OMAHA, Neb.—Of the vast array of cardiovascular drugs available, what factors influence the choice of the right drug or the right dosage? Two companies are betting on the effectiveness of CardioPredict, a molecular diagnostic (MDx) test, to find out and thereby facilitate personalized medicine for cardio patients.
Developed by Transgenomic Inc., CardioPredict is a broad-based genetic assay that identifies a patient’s specific genes that influence the effectiveness and safety of many commonly used cardiovascular drugs, predicting how individual patients may respond to cardiovascular drugs such as anticoagulants (blood thinners), statins (cholesterol-lowering drugs), antiarrhythmics and beta-blockers. The test screens for 40 genetic variants in 10 genes and is said to be the only test that can do that. Transgenomic signed a U.S. collaboration agreement with Parsippany, N.J.-based PDI Inc., a healthcare commercialization company that provides multichannel message delivery, to commercialize the test.
The collaboration agreement calls for PDI to be responsible for all U.S.-based marketing and promotion of CardioPredict, and for Transgenomic to be responsible for processing the test in its state-of-the-art CLIA lab and to provide all customer support. Both parties will bear the cost of their expenses and split the profits, but PDI will provide Transgenomic with funding support to mitigate working capital requirements.
Transgenomic, a global biotechnology company advancing personalized medicine in cardiology, oncology and inherited diseases, develops “highly innovative tests using DNA, RNA and proteins to measure genetic variations to suggest diagnosis and treatment of diseases,” according to Nancy Lurker, CEO of PDI. “The company also has an effective and efficient CLIA lab.”
Lurker says Transgenomic fits with PDI’s strategy of looking for science-based companies “that don’t have the resources to commercialize their tests and that require messaging to patients and physicians in an impactful, innovative manner.” She adds that such companies add “more predictable, higher growth areas to PDI, and good reimbursement is predicted,” and she expects reimbursement of $1,000 to $1,100 per test, assuring high revenue.
“Transgenomic’s highest priority over the near term is to maximize the commercial potential of our strong molecular diagnostics portfolio and the adoption of strategic partnerships to expand the company’s commercial reach,” says Paul Kinnon, president and CEO of Transgenomic. “The new commercialization agreement with PDI highlights our corporate strategy, which aims to optimize, through channel partnerships, the commercial potential of these strong assets while focusing our internal resources on our areas of strength.”

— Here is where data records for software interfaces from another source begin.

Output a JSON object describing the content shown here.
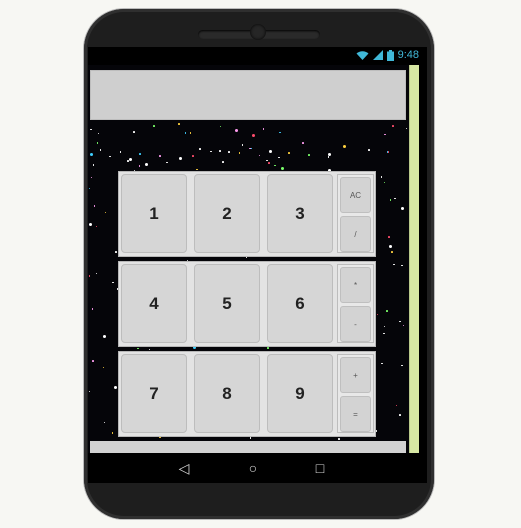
{
  "status": {
    "time": "9:48"
  },
  "display": {
    "value": ""
  },
  "keypad": {
    "rows": [
      {
        "numbers": [
          "1",
          "2",
          "3"
        ],
        "ops": [
          "AC",
          "/"
        ]
      },
      {
        "numbers": [
          "4",
          "5",
          "6"
        ],
        "ops": [
          "*",
          "-"
        ]
      },
      {
        "numbers": [
          "7",
          "8",
          "9"
        ],
        "ops": [
          "+",
          "="
        ]
      }
    ]
  },
  "navbar": {
    "back": "◁",
    "home": "○",
    "recents": "□"
  },
  "colors": {
    "display_bg": "#cfcfcf",
    "key_bg": "#d6d6d6",
    "sidebar": "#d7e8a4",
    "status_icon": "#40b8d8"
  }
}
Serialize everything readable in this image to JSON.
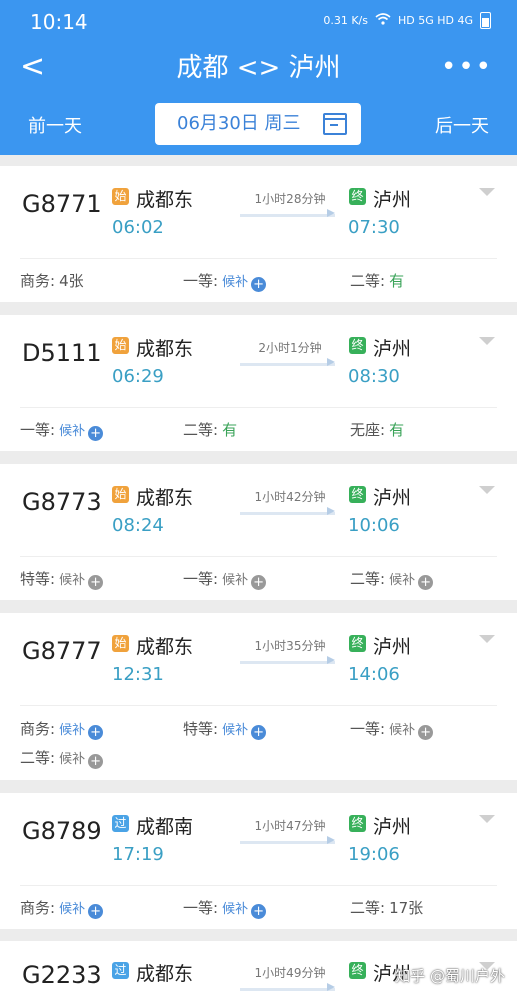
{
  "status": {
    "time": "10:14",
    "net": "0.31 K/s",
    "icons": "HD 5G HD 4G"
  },
  "header": {
    "title": "成都 <> 泸州",
    "prev_day": "前一天",
    "next_day": "后一天",
    "date": "06月30日 周三",
    "back": "<",
    "more": "•••"
  },
  "badges": {
    "start": "始",
    "pass": "过",
    "end": "终"
  },
  "trains": [
    {
      "no": "G8771",
      "from": "成都东",
      "from_badge": "始",
      "dep": "06:02",
      "duration": "1小时28分钟",
      "to": "泸州",
      "to_badge": "终",
      "arr": "07:30",
      "seats": [
        {
          "label": "商务:",
          "value": "4张",
          "type": "count"
        },
        {
          "label": "一等:",
          "value": "候补",
          "type": "hb-blue"
        },
        {
          "label": "二等:",
          "value": "有",
          "type": "avail"
        }
      ]
    },
    {
      "no": "D5111",
      "from": "成都东",
      "from_badge": "始",
      "dep": "06:29",
      "duration": "2小时1分钟",
      "to": "泸州",
      "to_badge": "终",
      "arr": "08:30",
      "seats": [
        {
          "label": "一等:",
          "value": "候补",
          "type": "hb-blue"
        },
        {
          "label": "二等:",
          "value": "有",
          "type": "avail"
        },
        {
          "label": "无座:",
          "value": "有",
          "type": "avail"
        }
      ]
    },
    {
      "no": "G8773",
      "from": "成都东",
      "from_badge": "始",
      "dep": "08:24",
      "duration": "1小时42分钟",
      "to": "泸州",
      "to_badge": "终",
      "arr": "10:06",
      "seats": [
        {
          "label": "特等:",
          "value": "候补",
          "type": "hb-gray"
        },
        {
          "label": "一等:",
          "value": "候补",
          "type": "hb-gray"
        },
        {
          "label": "二等:",
          "value": "候补",
          "type": "hb-gray"
        }
      ]
    },
    {
      "no": "G8777",
      "from": "成都东",
      "from_badge": "始",
      "dep": "12:31",
      "duration": "1小时35分钟",
      "to": "泸州",
      "to_badge": "终",
      "arr": "14:06",
      "seats": [
        {
          "label": "商务:",
          "value": "候补",
          "type": "hb-blue"
        },
        {
          "label": "特等:",
          "value": "候补",
          "type": "hb-blue"
        },
        {
          "label": "一等:",
          "value": "候补",
          "type": "hb-gray"
        },
        {
          "label": "二等:",
          "value": "候补",
          "type": "hb-gray"
        }
      ]
    },
    {
      "no": "G8789",
      "from": "成都南",
      "from_badge": "过",
      "dep": "17:19",
      "duration": "1小时47分钟",
      "to": "泸州",
      "to_badge": "终",
      "arr": "19:06",
      "seats": [
        {
          "label": "商务:",
          "value": "候补",
          "type": "hb-blue"
        },
        {
          "label": "一等:",
          "value": "候补",
          "type": "hb-blue"
        },
        {
          "label": "二等:",
          "value": "17张",
          "type": "count"
        }
      ]
    },
    {
      "no": "G2233",
      "from": "成都东",
      "from_badge": "过",
      "dep": "",
      "duration": "1小时49分钟",
      "to": "泸州",
      "to_badge": "终",
      "arr": "",
      "seats": []
    }
  ],
  "watermark": "知乎 @蜀川户外"
}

Kinnon, who assumed his position Sept. 30, emphasizes that CardioPredict represents his company’s commitment to “developing molecular diagnostics that support the advancement of personalized medicine.” He adds, “this type of test panel has become a preferred tool for cardiologists to personalize therapy selection for their patients with heart disease. We believe this will be the most comprehensive cardiology panel on the market. With an experienced sales team and a demonstrated record of success in sales and marketing in the life sciences, PDI is the right partner for the launch and long-term growth of CardioPredict. Strategic partnerships such as this one will allow Transgenomic to globally commercialize our novel assays and clinical tests to address the expanding genetics market.”
“There are important genetic variants that significantly influence drug absorption, activation or metabolism/elimination and should be considered when determining drug selection, dosing and monitoring,” Lurker explains. “CardioPredict represents a new personalized tool, with proprietary, patent-pending features, to help assure that high-risk cardiovascular patients get the appropriate drug regimen and doses for their unique personal genetic profile. The clinical value to patients is significant. There is a large market, a well-defined patient population and a clearly identified physician base treating these patients that should allow for a very efficient use of PDI’s broad base of commercialization capabilities.”
This is PDI’s second collaboration in the MDx space this year, according to Lurker, who said the company is pursuing additional opportunities in that area. Transgenomic recently announced a collaboration with PerkinElmer, which fits in with the company’s objectives of “placing significant emphasis and support on new commercialization agreements, developing clinical tests and building our strategy around companion diagnostics using our proprietary high-sensitivity technology while maximizing our own commercialization efforts in the area of rare genetic disorders,” Kinnon concludes.